>>>>
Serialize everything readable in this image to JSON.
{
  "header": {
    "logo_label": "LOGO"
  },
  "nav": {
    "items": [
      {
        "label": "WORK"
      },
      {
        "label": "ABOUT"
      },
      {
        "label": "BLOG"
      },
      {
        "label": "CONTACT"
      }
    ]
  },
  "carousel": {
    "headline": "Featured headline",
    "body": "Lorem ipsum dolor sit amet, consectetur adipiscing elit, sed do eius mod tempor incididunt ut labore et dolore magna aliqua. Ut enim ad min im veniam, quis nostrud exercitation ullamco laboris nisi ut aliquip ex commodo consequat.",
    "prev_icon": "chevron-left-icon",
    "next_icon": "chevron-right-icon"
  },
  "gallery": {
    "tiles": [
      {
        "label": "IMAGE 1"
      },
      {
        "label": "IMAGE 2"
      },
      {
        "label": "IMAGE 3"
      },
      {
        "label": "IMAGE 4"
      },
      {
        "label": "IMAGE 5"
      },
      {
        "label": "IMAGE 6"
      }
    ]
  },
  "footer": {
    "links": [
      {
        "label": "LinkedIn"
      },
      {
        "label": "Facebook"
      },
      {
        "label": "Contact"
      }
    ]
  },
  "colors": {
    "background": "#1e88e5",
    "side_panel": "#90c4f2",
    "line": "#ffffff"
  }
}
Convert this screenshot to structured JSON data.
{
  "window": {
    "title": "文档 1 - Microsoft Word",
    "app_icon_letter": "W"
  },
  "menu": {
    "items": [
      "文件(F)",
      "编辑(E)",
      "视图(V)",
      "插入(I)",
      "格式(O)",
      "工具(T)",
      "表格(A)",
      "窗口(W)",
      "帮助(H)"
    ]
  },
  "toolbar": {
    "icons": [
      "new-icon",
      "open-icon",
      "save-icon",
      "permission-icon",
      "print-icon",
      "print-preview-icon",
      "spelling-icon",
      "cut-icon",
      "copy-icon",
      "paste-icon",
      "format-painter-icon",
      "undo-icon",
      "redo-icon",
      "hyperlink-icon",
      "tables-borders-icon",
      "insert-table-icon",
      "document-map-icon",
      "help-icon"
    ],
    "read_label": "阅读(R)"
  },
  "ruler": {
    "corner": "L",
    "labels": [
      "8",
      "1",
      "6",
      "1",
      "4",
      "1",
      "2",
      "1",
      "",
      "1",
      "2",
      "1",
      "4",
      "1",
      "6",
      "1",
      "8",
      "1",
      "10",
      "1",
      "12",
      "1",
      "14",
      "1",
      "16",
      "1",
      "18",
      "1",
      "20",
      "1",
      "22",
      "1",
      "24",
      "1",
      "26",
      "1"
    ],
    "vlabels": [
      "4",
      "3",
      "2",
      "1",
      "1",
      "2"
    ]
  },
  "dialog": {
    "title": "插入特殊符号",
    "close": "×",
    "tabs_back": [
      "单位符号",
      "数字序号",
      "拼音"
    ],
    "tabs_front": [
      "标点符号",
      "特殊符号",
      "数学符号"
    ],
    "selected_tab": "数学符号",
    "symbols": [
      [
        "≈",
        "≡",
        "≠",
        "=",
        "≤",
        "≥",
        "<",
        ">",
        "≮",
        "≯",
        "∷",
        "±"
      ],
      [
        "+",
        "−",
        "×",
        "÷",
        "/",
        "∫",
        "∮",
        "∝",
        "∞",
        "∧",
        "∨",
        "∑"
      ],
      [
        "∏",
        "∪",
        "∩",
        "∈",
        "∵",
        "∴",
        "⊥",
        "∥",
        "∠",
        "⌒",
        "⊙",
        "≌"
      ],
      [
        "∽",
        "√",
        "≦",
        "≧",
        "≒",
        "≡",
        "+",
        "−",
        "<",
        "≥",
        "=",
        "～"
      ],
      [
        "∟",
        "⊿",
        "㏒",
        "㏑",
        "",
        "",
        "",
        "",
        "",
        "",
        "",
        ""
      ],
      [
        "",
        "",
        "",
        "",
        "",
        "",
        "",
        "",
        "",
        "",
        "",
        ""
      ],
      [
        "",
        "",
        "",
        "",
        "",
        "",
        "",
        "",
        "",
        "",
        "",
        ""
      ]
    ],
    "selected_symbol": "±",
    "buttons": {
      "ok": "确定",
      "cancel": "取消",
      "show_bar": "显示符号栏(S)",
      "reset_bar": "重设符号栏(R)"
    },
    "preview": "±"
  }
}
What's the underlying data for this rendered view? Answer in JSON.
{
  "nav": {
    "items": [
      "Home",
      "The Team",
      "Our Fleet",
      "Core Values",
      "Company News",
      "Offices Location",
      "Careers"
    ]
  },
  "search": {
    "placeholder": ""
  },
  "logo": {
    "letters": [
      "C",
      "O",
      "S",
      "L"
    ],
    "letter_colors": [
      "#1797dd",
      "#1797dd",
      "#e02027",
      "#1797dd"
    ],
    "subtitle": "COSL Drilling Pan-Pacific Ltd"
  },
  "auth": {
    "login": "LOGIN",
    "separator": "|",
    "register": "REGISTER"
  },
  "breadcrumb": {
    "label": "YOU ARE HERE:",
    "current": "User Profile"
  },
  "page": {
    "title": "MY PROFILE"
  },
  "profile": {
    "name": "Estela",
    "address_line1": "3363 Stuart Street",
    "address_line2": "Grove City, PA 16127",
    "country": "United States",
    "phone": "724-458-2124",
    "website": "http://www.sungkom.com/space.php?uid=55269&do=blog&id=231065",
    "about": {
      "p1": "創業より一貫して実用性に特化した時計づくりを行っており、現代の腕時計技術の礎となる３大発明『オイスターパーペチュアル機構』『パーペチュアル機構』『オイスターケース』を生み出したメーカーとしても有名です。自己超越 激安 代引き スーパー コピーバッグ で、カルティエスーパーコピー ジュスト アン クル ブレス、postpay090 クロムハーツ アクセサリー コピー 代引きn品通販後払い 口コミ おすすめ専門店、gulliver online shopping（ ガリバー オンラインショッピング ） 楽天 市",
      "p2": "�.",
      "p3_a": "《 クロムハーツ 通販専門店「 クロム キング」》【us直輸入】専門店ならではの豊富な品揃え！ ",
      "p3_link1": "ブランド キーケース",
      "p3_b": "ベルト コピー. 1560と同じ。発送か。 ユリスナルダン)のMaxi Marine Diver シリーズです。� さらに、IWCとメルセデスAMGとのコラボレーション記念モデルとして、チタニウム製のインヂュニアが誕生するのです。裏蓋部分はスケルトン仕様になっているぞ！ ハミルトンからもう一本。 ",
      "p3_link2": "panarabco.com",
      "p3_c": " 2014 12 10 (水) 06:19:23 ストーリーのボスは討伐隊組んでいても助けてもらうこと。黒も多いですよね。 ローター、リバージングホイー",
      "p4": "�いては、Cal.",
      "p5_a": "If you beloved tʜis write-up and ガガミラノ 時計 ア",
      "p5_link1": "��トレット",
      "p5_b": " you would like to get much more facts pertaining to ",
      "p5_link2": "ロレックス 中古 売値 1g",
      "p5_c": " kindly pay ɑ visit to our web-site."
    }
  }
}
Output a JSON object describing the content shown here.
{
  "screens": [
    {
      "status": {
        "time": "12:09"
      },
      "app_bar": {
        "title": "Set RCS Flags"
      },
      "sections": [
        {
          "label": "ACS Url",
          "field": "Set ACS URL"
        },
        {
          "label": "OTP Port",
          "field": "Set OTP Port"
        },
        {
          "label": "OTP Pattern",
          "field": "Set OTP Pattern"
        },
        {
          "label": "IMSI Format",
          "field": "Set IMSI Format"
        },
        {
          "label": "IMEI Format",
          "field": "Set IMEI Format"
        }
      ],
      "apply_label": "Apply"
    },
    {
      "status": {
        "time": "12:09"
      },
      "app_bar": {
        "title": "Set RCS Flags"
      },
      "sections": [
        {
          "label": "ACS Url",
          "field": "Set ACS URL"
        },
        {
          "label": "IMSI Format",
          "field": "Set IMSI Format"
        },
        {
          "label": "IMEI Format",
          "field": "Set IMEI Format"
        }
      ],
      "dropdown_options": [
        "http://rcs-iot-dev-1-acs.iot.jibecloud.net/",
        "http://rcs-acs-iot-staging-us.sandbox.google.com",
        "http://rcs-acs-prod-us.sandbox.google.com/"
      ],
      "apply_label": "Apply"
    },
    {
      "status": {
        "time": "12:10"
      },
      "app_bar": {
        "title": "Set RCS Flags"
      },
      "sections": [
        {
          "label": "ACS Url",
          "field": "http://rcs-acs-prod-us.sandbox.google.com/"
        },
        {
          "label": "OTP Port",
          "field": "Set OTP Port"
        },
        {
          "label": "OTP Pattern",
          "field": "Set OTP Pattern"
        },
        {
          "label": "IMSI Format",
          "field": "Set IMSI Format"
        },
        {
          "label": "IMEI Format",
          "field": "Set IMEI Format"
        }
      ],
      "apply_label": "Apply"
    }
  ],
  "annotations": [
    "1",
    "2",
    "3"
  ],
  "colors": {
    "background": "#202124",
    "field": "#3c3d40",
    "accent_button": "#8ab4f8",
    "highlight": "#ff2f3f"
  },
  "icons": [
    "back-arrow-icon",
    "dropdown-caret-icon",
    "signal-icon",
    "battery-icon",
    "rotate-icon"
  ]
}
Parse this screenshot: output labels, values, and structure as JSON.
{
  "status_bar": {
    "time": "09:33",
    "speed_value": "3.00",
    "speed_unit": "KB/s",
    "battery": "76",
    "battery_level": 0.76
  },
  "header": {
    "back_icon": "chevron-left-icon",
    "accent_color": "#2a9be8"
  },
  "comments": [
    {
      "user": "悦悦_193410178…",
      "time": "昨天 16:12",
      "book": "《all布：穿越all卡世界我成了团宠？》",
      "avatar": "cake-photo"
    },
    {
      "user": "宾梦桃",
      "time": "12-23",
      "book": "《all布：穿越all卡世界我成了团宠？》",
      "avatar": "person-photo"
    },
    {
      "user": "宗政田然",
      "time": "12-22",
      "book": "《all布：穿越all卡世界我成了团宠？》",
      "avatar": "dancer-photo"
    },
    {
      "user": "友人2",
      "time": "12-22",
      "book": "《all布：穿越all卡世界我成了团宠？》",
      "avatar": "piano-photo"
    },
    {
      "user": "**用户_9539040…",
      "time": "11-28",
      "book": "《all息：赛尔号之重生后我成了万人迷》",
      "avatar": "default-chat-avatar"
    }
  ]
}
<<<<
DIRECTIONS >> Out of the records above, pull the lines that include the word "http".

RESULT OF THE TASK >>
    "website": "http://www.sungkom.com/space.php?uid=55269&do=blog&id=231065",
        "http://rcs-iot-dev-1-acs.iot.jibecloud.net/",
        "http://rcs-acs-iot-staging-us.sandbox.google.com",
        "http://rcs-acs-prod-us.sandbox.google.com/"
          "field": "http://rcs-acs-prod-us.sandbox.google.com/"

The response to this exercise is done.